NEW YORK – Animation art has long been a popular collectible and is a great way to physically preserve a piece of one’s childhood. Among the earliest examples are production celluloids (cels) for Walt Disney animation movies, especially prewar film shorts starring Mickey Mouse.
The 1928 cartoon short, Steamboat Willie, for example, is notable in animation history as being the first film to star Mickey as well as the first cartoon to have synchronized sound. The National Museum of American History in Washington, D.C., has in its collection an original cel from Steamboat Willie, though it is not on public view. Cels were thin transparency plastic-like sheets that studio animation artists painted characters upon, which they then superimposed on a static background to cut down on how many reproductions were necessary to create a moving image.
Cels would be stacked and like a flipbook, the character would thus be animated to create movement. Many cels were required for even small movements so this was a tedious and time-consuming process.
Disney used this traditional style of animation in movie making for decades until digital animation became the standard in 1990 with the film, The Rescuers Down Under, the first Disney film to use a digital animation system.
Made of cellulose nitrate, cels are fragile and over time, they were subject to shrinking, discoloration and damage. Some have been lost to history but in the late 1930s and early ’40s, many were collected, preserved and exclusively licensed for sale by Courvoisier Galleries, which saw these works as valuable art.
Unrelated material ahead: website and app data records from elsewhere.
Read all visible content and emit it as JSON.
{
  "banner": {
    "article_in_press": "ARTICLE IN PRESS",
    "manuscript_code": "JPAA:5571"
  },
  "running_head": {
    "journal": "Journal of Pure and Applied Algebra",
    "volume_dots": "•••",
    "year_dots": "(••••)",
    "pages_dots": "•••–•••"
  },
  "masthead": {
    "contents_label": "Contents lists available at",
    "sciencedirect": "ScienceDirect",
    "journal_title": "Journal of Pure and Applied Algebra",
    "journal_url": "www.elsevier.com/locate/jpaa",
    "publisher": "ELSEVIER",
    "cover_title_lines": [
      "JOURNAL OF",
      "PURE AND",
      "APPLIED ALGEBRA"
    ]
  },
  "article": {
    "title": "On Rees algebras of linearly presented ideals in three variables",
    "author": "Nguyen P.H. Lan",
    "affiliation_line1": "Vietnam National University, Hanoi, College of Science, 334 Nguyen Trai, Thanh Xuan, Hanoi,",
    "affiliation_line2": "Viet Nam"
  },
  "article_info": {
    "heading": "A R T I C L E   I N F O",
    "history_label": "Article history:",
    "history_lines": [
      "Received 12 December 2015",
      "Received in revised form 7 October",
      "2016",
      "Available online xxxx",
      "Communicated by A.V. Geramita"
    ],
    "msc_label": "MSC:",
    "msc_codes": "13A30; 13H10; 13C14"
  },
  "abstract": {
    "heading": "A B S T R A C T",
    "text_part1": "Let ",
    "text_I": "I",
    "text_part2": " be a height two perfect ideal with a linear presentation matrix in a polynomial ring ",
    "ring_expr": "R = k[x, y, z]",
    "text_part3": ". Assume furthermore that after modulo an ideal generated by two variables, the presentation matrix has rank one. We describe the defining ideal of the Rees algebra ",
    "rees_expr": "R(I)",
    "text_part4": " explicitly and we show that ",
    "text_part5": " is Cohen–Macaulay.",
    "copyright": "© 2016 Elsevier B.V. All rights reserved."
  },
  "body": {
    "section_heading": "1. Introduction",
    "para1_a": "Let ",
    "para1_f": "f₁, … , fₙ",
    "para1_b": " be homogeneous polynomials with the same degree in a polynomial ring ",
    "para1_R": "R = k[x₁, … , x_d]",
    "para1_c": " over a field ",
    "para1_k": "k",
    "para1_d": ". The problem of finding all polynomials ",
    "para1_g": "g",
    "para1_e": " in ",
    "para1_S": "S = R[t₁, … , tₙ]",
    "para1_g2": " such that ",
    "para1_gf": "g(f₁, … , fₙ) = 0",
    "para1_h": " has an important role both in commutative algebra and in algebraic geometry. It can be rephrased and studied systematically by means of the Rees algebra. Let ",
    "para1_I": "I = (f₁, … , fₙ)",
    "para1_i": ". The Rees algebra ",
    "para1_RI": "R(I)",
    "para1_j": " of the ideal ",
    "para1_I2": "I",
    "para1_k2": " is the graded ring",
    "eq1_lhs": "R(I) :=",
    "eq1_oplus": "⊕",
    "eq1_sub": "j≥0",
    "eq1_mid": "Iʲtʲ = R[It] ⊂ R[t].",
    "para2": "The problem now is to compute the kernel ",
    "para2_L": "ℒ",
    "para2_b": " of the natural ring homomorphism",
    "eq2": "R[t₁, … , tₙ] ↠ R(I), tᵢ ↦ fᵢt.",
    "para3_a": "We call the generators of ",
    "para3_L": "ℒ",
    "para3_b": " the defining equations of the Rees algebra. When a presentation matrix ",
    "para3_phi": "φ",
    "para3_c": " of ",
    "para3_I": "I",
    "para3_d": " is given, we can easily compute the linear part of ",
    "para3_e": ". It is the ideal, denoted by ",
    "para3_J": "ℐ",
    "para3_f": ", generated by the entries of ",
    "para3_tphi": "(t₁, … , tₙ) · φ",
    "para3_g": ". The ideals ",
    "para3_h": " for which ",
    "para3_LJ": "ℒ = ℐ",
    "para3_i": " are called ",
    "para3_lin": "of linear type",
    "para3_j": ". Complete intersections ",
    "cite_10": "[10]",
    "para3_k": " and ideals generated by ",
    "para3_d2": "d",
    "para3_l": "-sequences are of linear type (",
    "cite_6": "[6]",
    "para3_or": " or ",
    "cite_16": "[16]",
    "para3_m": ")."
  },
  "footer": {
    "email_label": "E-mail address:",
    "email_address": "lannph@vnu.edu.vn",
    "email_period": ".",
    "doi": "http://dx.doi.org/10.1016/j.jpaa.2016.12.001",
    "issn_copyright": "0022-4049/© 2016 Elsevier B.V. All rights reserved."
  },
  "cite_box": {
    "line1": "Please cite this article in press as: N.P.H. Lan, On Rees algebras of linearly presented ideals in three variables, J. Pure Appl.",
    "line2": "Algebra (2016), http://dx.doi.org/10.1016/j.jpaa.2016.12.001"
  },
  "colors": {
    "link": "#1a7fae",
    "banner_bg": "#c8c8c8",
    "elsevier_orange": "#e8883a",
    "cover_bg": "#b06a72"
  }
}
At the time, the gallery was selling cels for about $5 to $35, with prime examples priced at $50. “Guthrie Courvoisier, president of the highly esteemed Courvoisier Galleries in San Francisco, was aware of Disney’s escalating reputation, and saw vast opportunity in it,” according to the Walt Disney Family Museum website.
What makes one cel more valuable than another is partly subjective, owing to a collector’s individual tastes, and partly determined by factors like rarity, condition, what the character (Mickey, for this article) is doing, how he is posed (driving a steamboat, dancing or sitting, for example) and which film or cartoon short the cel was created for.
“Mickey Mouse has such a long and storied history when it comes to film that you can literally go in just about any direction when it comes to collecting original animation,” said Alex Winter, president of Hake’s Auctions in York, Pa. “Certainly the more expressive or unique the image, the more appeal it will have visually to collectors. When it comes to shorts, personal preference is key as to what your favorite Mickey images are to collect.”
As a general rule, the earlier the short, the more desirable and rare, he said. “Much like collecting comic books or sports cards wherein the first issue or the first year tends to be the most sought after and valuable, Mickey cels from his first black-and-white shorts fall into these same parameters. Of course, there are other shorts from later years that are fan favorites and command serious collector interest as well. The other thing you have to consider is if you just want a cel or if you want one with a production background. A full cel setup is the ultimate, but it also comes with a much higher price.”
Museum-quality early cels starring Walt Disney’s favorite rodent can bring big money. In July 2014, Heritage Auctions sold an original, unrestored production cel and master background from Walt Disney’s 1935 short, Mickey’s Service Station, which starred Mickey Mouse and Goofy, attained $98,587. The film is notable as it was Mickey’s last black-and-white cartoon. “It’s an extraordinary price for an extraordinary piece,” said Jim Lentz, director of Animation Art at Heritage in a press release written immediately after the auction. “This is really a Holy Grail piece of animation and one of the best I’ve ever seen, from one of the best early Mickey cartoons and one of the very last black and white Mickey cartoons before Disney changed everything by going to color.”
Whether one is looking for high-end investment pieces or is just a casual collector, there is plenty of room in the market for all budgets and tastes. “It is really about how serious you want to get and what you are willing to spend,” Winter said, adding that the good thing is much Mickey animation has survived over the years (as opposed to some other cartoons) so the options are endless. “You can jump right in and get some wonderful one-of-a-kind pieces for very reasonable prices or start at the top and go for high end animation. Are you happy with just a few very key cels or would you like to have a sample from throughout the timeline of Mickey on the silver screen?”